JERSEY CITY, N.J. — Pete Carroll said he hopes the NFL will continue to explore the medicinal value of marijuana, although he did not go so far as to say he is in favor of removing it from the league’s list of banned substances.
“We have to continue to explore and compete to find ways that are going to make our game a better game and take care of our players in the best way possible,” the Seahawks’ coach said when asked about recent comments from Roger Goodell that the NFL will explore uses for the drug. “The fact that it’s in the world of medicine is obviously something the commissioner realizes and him making the expression that we need to follow the information and the research, absolutely I’m in support of.”
Both Super Bowl teams hail from states that have legalized recreational marijuana use. Twenty states plus the District of Columbia have legalized medicinal marijuana. Carroll said he and his coaches have not yet “debated” the idea of using the drug to treat players.

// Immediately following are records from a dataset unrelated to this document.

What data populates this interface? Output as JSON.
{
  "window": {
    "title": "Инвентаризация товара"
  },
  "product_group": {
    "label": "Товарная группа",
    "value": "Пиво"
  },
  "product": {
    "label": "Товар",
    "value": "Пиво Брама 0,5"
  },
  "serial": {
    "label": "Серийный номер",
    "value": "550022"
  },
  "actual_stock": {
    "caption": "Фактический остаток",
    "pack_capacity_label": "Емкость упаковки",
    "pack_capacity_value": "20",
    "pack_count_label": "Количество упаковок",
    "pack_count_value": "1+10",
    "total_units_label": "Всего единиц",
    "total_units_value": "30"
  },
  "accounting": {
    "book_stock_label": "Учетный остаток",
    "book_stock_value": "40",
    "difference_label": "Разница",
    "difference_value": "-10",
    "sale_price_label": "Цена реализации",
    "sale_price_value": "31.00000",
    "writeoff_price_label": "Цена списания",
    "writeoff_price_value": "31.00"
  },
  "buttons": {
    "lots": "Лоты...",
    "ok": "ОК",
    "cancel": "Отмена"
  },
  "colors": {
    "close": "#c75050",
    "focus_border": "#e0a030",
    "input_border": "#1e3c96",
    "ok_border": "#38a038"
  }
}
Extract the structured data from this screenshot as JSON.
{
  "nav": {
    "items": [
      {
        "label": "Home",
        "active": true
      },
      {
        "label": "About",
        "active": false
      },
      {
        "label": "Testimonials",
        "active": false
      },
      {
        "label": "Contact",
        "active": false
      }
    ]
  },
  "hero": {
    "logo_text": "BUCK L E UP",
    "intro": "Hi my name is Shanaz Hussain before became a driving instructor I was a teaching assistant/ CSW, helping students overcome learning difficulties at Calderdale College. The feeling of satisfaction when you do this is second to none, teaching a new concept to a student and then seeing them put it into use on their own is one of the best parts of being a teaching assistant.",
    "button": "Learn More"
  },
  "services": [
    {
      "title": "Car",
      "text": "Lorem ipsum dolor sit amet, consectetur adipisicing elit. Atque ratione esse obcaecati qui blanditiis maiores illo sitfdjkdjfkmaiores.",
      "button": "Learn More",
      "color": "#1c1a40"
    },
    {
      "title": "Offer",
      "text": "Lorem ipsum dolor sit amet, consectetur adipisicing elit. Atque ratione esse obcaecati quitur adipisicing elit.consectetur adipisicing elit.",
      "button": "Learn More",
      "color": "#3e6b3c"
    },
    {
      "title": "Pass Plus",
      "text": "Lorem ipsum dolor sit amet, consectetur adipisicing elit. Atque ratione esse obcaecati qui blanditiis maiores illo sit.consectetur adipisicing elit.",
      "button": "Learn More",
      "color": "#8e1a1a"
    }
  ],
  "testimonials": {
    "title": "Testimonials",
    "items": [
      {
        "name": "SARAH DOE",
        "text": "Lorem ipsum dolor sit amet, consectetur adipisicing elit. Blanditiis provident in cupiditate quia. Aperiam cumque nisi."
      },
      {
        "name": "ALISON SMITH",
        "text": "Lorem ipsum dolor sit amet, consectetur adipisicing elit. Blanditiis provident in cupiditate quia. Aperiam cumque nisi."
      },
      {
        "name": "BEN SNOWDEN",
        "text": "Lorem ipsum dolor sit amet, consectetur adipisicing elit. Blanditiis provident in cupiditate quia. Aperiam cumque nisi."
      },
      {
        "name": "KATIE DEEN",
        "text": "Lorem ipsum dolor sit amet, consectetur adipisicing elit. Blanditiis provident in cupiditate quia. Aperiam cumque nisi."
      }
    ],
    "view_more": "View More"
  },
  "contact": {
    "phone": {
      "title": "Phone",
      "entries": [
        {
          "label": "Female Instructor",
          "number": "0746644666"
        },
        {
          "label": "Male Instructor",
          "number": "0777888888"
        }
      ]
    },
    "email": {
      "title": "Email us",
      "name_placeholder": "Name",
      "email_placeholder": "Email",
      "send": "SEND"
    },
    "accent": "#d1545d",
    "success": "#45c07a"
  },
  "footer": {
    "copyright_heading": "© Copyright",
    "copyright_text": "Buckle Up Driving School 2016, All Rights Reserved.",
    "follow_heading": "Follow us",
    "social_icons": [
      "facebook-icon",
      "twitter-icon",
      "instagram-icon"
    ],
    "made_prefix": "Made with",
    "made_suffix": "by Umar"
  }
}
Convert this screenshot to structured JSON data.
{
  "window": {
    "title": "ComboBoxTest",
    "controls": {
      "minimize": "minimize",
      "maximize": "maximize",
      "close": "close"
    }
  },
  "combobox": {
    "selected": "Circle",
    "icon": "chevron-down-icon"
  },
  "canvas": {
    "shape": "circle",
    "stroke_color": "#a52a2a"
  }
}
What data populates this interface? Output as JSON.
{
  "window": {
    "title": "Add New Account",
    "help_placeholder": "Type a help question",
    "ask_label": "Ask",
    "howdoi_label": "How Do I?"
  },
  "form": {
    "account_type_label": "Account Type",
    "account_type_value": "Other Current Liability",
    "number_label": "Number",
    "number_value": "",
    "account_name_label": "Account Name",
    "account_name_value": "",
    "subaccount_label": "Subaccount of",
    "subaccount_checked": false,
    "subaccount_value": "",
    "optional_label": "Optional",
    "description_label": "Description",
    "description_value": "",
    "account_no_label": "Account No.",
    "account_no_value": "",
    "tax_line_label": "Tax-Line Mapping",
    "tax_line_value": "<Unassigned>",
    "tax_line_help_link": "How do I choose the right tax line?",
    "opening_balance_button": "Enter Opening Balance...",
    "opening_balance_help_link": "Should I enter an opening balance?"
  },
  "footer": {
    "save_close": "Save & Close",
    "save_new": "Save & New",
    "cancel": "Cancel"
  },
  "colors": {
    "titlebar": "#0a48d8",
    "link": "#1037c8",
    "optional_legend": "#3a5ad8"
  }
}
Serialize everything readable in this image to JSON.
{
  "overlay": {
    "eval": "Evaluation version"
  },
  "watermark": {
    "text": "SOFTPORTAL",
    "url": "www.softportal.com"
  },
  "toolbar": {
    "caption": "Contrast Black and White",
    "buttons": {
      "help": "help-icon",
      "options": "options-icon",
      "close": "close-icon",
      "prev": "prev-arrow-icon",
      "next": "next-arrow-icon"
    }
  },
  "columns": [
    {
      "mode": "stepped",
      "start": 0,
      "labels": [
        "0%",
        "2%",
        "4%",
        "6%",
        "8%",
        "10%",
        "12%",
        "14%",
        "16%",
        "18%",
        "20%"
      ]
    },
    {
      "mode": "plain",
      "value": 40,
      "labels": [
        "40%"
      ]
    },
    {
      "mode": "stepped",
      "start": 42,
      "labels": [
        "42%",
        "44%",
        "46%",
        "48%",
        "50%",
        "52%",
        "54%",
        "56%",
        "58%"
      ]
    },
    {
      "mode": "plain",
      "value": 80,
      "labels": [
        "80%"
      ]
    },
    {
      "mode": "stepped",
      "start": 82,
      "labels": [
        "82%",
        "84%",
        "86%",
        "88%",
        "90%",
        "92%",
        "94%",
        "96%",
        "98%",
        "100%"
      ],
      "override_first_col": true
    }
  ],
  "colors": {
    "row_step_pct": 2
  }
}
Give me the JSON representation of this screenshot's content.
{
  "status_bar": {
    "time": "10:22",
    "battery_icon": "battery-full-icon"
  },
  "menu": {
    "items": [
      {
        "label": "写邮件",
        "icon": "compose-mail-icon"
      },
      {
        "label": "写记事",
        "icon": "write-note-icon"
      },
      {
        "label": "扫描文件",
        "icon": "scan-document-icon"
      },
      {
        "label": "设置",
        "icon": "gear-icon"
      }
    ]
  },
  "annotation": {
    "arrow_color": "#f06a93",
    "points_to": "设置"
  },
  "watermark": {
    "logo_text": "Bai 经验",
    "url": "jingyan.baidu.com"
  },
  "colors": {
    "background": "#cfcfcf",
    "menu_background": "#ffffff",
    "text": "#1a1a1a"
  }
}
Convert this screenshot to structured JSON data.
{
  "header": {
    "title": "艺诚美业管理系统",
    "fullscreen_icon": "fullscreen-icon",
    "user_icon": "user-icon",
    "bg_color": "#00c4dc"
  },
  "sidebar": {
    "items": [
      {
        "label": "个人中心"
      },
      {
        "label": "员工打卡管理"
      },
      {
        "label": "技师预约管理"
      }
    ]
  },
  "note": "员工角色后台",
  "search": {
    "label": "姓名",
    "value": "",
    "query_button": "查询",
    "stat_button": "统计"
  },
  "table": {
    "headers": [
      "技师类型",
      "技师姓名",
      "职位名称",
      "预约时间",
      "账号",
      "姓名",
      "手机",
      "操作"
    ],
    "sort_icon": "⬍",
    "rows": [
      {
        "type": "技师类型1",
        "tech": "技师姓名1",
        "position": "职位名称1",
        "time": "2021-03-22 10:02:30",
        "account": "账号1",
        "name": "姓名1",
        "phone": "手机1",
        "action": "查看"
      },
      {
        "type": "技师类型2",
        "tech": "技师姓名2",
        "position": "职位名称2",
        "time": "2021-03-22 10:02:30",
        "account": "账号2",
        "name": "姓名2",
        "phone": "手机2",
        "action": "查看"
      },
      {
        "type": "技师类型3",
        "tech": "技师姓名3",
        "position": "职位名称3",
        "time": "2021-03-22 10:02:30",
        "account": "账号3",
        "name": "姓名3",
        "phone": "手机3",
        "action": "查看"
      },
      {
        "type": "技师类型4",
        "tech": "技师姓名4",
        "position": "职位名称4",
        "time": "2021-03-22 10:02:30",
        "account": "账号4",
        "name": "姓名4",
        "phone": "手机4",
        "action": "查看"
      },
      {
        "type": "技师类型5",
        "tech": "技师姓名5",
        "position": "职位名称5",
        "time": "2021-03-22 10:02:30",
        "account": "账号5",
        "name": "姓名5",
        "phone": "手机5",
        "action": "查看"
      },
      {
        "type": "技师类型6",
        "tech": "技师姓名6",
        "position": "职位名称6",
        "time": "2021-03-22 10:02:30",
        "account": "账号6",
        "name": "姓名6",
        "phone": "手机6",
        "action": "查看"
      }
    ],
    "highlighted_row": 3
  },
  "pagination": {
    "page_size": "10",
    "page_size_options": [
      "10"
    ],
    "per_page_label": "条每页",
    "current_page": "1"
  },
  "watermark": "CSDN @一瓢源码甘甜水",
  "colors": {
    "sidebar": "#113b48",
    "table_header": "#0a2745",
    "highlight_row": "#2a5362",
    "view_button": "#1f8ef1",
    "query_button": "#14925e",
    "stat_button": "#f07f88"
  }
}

“Regardless of what other stigmas may be involved, I think we have to do this because the world of medicine is trying to do the exact same thing and figure it,” he said.
The Seahawks held their first football workout of the week at the Giants’ facility Monday, but Giants president and CEO John Mara said the team did not go to great lengths to hide its secrets.
“I think if they were looking at our notebooks for this year, there’s not a heck of a lot to take away,” he said of the team’s 7-9 finish.
Still, it must have been odd to have another team wandering the halls.
“It’s what we signed up for,” Mara said. “We certainly would rather be playing the game ourselves, but we knew there was a significant chance that somebody else would be using our facility. I’m kind of happy it ended up being them instead of some of the other possibilities … It could have been worse.”
The Seahawks practiced in the Giants’ fieldhouse, not outdoors … Seahawks players and coaches will be on 18 podiums at Media Day on Tuesday, but running back Marshawn Lynch was not assigned to one.
The notoriously media-unfriendly Lynch, who was fined $50,000 by the league earlier this month for not being available to reporters, might decide to pay another fine and duck the mandatory session.